Stephanie Kuduk Weiner

Professor of English

Downey House, 294 High Street, 300
860-685-3634

Chair, English

sweiner@wesleyan.edu

BA University Minnesota Mpls
PHD Stanford University

Stephanie Kuduk Weiner

My current research project involves various modes of English-to-English translation. Usually these translations involve gaps in time or space. I've written about verse paraphrases of the King James Bible, and I hope to write something soon about Wordsworth's modernizations of Chaucer. The translations in space that intrigue me move from regional dialects, Scottish English, and specialized jargons and sociolects into standard English. All these English-to-English translations seem to me forays into and out of a "sister tongue," a language that is not-quite-foreign but also not-quite-native. How did these forays shape the language of poetry in the nineteenth century and beyond?

I'm still working at the same time on a years-old project about poetic description of reality. My recent book Clare's Lyric was about the early nineteenth-century English poet John Clare as well as twentieth-century poets who looked to him as a model for a poetics that emphasized observation of the real world and accurate description on the page. Some of the questions I've been asking, which still puzzle and interest me, are: How do poets convince us that they have actually observed nature or social life? What are the poetic markers of accuracy and realism? How are those markers like and unlike those found in realist fiction, in botanical drawing, in paintings, and in other media? What sorts of meanings do poems about the world claim for themselves? Do those meanings inhere in the world, and/or are they a human invention?

 

SELECTED PUBLICATIONS

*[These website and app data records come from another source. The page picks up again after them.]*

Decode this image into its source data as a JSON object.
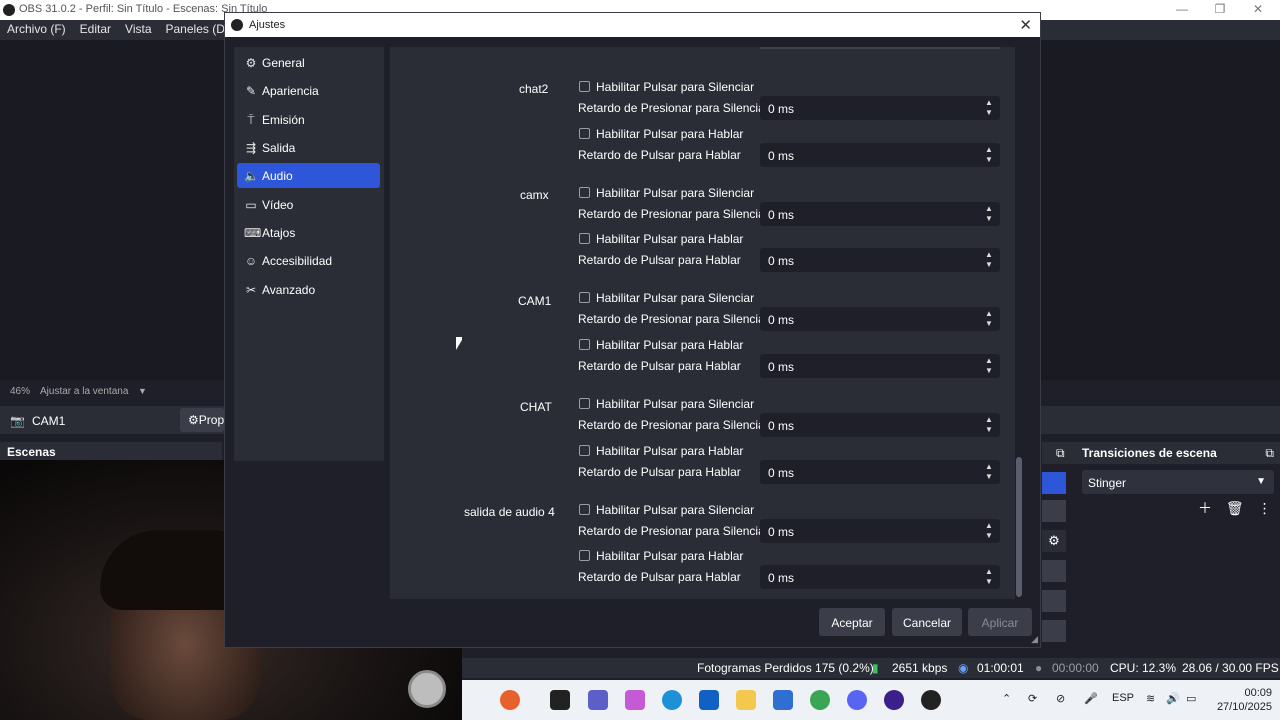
{
  "obs": {
    "title": "OBS 31.0.2 - Perfil: Sin Título - Escenas: Sin Título",
    "menu": [
      "Archivo (F)",
      "Editar",
      "Vista",
      "Paneles (D)"
    ],
    "zoom_value": "46%",
    "zoom_label": "Ajustar a la ventana",
    "source_name": "CAM1",
    "properties_label": "Prop",
    "scenes_title": "Escenas",
    "transitions_title": "Transiciones de escena",
    "transition_selected": "Stinger",
    "status": {
      "dropped_frames": "Fotogramas Perdidos 175 (0.2%)",
      "bitrate": "2651 kbps",
      "stream_time": "01:00:01",
      "rec_time": "00:00:00",
      "cpu": "CPU: 12.3%",
      "fps": "28.06 / 30.00 FPS"
    }
  },
  "dialog": {
    "title": "Ajustes",
    "nav": [
      {
        "label": "General",
        "icon": "gear-icon"
      },
      {
        "label": "Apariencia",
        "icon": "brush-icon"
      },
      {
        "label": "Emisión",
        "icon": "antenna-icon"
      },
      {
        "label": "Salida",
        "icon": "output-icon"
      },
      {
        "label": "Audio",
        "icon": "speaker-icon",
        "active": true
      },
      {
        "label": "Vídeo",
        "icon": "monitor-icon"
      },
      {
        "label": "Atajos",
        "icon": "keyboard-icon"
      },
      {
        "label": "Accesibilidad",
        "icon": "accessibility-icon"
      },
      {
        "label": "Avanzado",
        "icon": "tools-icon"
      }
    ],
    "sources": [
      {
        "name": "chat2"
      },
      {
        "name": "camx"
      },
      {
        "name": "CAM1"
      },
      {
        "name": "CHAT"
      },
      {
        "name": "salida de audio 4"
      }
    ],
    "push_to_mute_label": "Habilitar Pulsar para Silenciar",
    "push_to_mute_delay_label": "Retardo de Presionar para Silenciar",
    "push_to_talk_label": "Habilitar Pulsar para Hablar",
    "push_to_talk_delay_label": "Retardo de Pulsar para Hablar",
    "delay_value": "0 ms",
    "buttons": {
      "accept": "Aceptar",
      "cancel": "Cancelar",
      "apply": "Aplicar"
    }
  },
  "taskbar": {
    "lang": "ESP",
    "time": "00:09",
    "date": "27/10/2025"
  }
}
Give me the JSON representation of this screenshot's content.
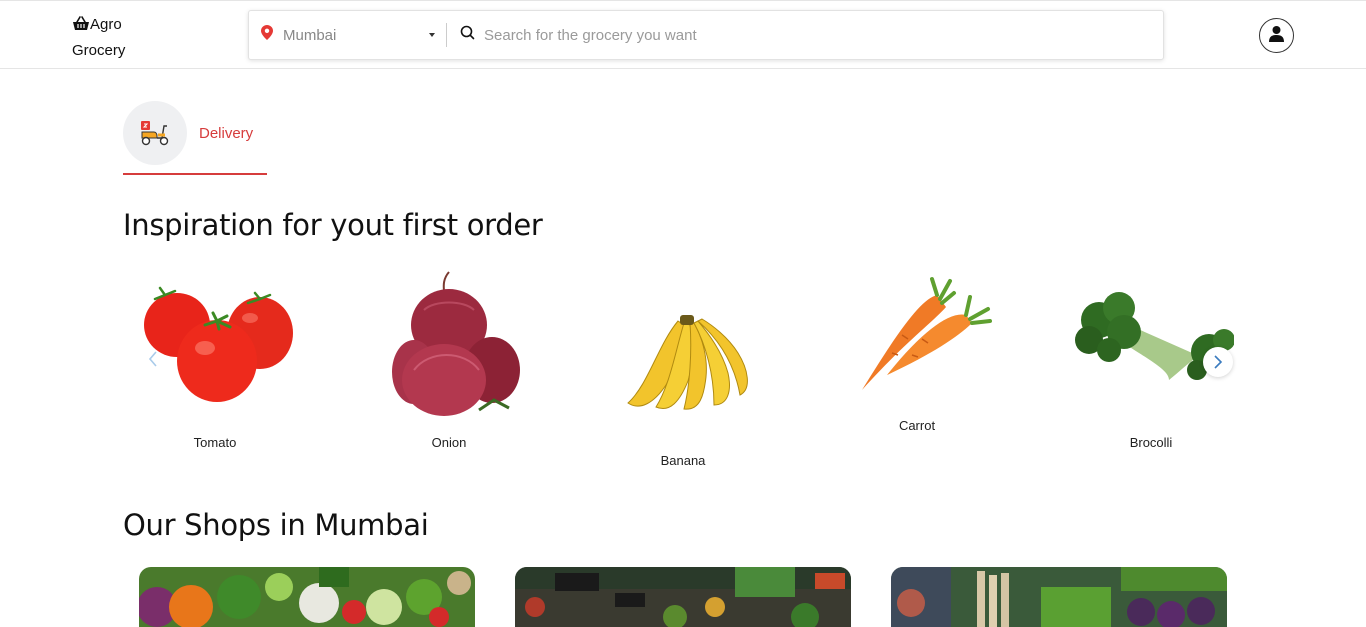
{
  "header": {
    "brand_line1": "Agro",
    "brand_line2": "Grocery",
    "location_value": "Mumbai",
    "search_placeholder": "Search for the grocery you want"
  },
  "tabs": {
    "delivery_label": "Delivery"
  },
  "inspiration": {
    "title": "Inspiration for yout first order",
    "items": [
      {
        "label": "Tomato"
      },
      {
        "label": "Onion"
      },
      {
        "label": "Banana"
      },
      {
        "label": "Carrot"
      },
      {
        "label": "Brocolli"
      }
    ]
  },
  "shops": {
    "title": "Our Shops in Mumbai"
  },
  "colors": {
    "accent": "#d63c3c",
    "pin": "#e53935"
  }
}
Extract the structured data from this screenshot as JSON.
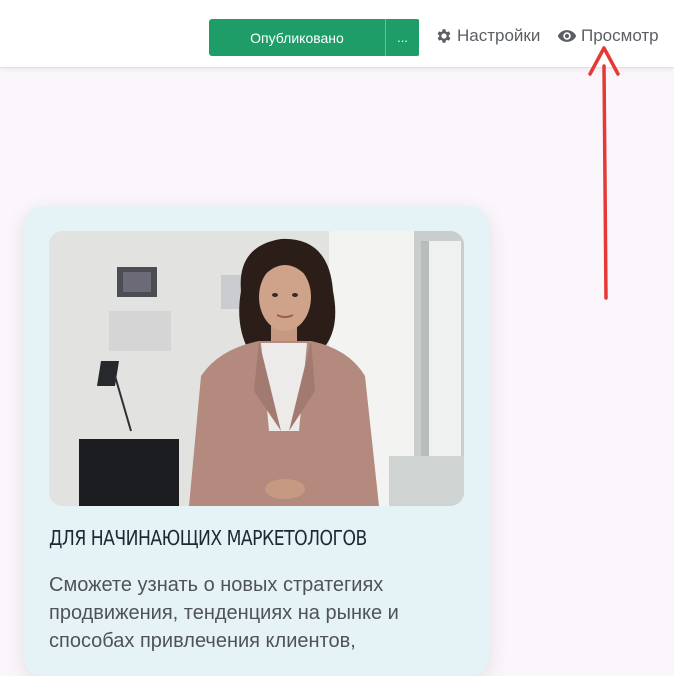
{
  "toolbar": {
    "publish_label": "Опубликовано",
    "more_label": "...",
    "settings_label": "Настройки",
    "settings_icon": "gear-icon",
    "preview_label": "Просмотр",
    "preview_icon": "eye-icon"
  },
  "card": {
    "title": "ДЛЯ НАЧИНАЮЩИХ МАРКЕТОЛОГОВ",
    "text": "Сможете узнать о новых стратегиях продвижения, тенденциях на рынке и способах привлечения клиентов,"
  },
  "colors": {
    "accent": "#1f9d68",
    "annotation_arrow": "#e53935",
    "card_bg": "#e5f3f6"
  }
}
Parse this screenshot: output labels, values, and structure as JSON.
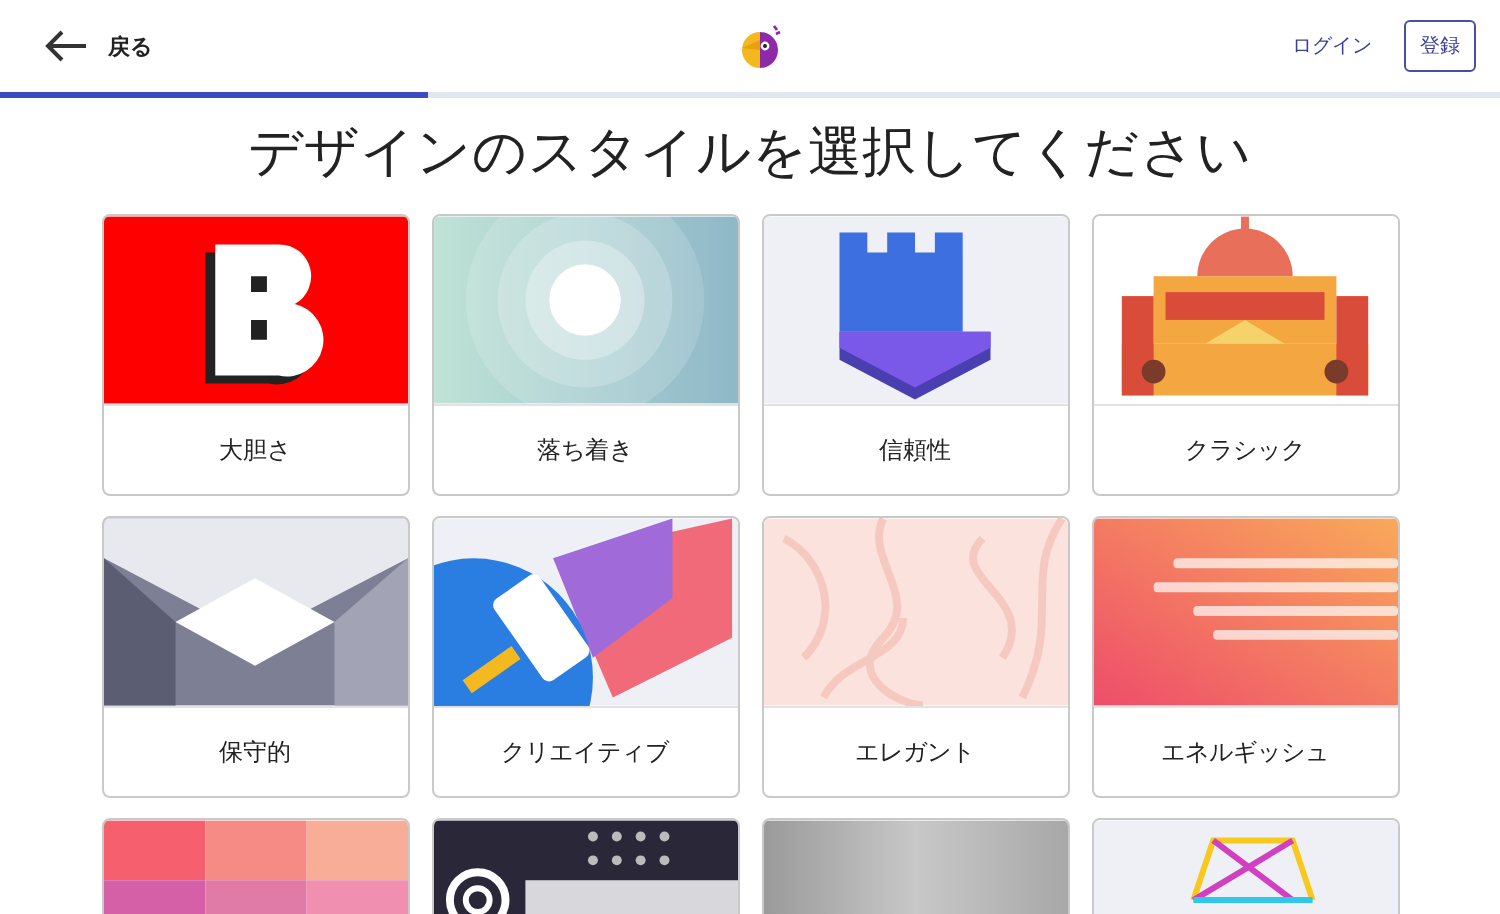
{
  "header": {
    "back_label": "戻る",
    "login_link": "ログイン",
    "register_button": "登録",
    "progress": {
      "level": 0.285
    }
  },
  "title": "デザインのスタイルを選択してください",
  "cards": [
    {
      "kind": "bold",
      "label": "大胆さ"
    },
    {
      "kind": "calm",
      "label": "落ち着き"
    },
    {
      "kind": "trust",
      "label": "信頼性"
    },
    {
      "kind": "classic",
      "label": "クラシック"
    },
    {
      "kind": "conservative",
      "label": "保守的"
    },
    {
      "kind": "creative",
      "label": "クリエイティブ"
    },
    {
      "kind": "elegant",
      "label": "エレガント"
    },
    {
      "kind": "energetic",
      "label": "エネルギッシュ"
    },
    {
      "kind": "palette"
    },
    {
      "kind": "dark"
    },
    {
      "kind": "metal"
    },
    {
      "kind": "geometric"
    }
  ]
}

"Exemplary figures in Clare's descriptive poems," John Clare Society Journal 36 (2017): 57-66.

Clare's Lyric: John Clare and Three Modern Poets (Oxford UP, 2014). The three modern poets are Arthur Symons, Edmund Blunden, and John Ashbery.

“Minds and Bodies,” Oxford Companion to Victorian Poetry, ed. Matthew Bevis (Oxford: Oxford University Press, 2013).

“On the Publication of John Clare’s The Rural Muse, 1835,” BRANCH: Britain, Representation and Nineteenth-Century History, ed. Dino Franco Felluga (2012), at http://www.branchcollective.org/?ps_articles=stephanie-kuduk-weiner-on-the-publication-of-john-clares-the-rural-muse

"Knowledge and Sense Experience in Swinburne's Late Poetry," in A.C. Swinburne and the Singing Word, ed. Yisrael Levin (Ashgate, 2010).

"Listening with John Clare," Studies in Romanticism (Fall 2009).

"Sight and Sound in the Poetic World of Ernest Dowson," Nineteenth-Century Literature 60: 4 (March 2006): 481-509.

Republican Politics and English Poetry, 1789-1874 (Palgrave Macmillan, 2005).

"Victorian Poetry as Victorian Studies," Victorian Poetry 41: 4 (Winter 2003): 513-18.

"A Sword of a Song': Swinburne's Republican Aesthetics," Victorian Studies 43: 2 (Winter 2001): 253-79.

"Sedition, Chartism, and Epic Poetry in Thomas Cooper's Purgatory of Suicides," Victorian Poetry 39: 2 (Summer 2001): 165-86.

Academic Affiliations

Office Hours

Spring 2017:

Mon. 2:00-4:00, Tues. 2:00-4:00, Wed. 10:30-11:30, Thurs. 1:30-2:30

Location: Downey House (294 High Street), room 300.

Courses

Fall 2017
ENGL 288 - 01
Romantic Poetry

ENGL 288 - 02
Romantic Poetry

Spring 2018
ENGL 201D - 01
Ways of Reading: Genres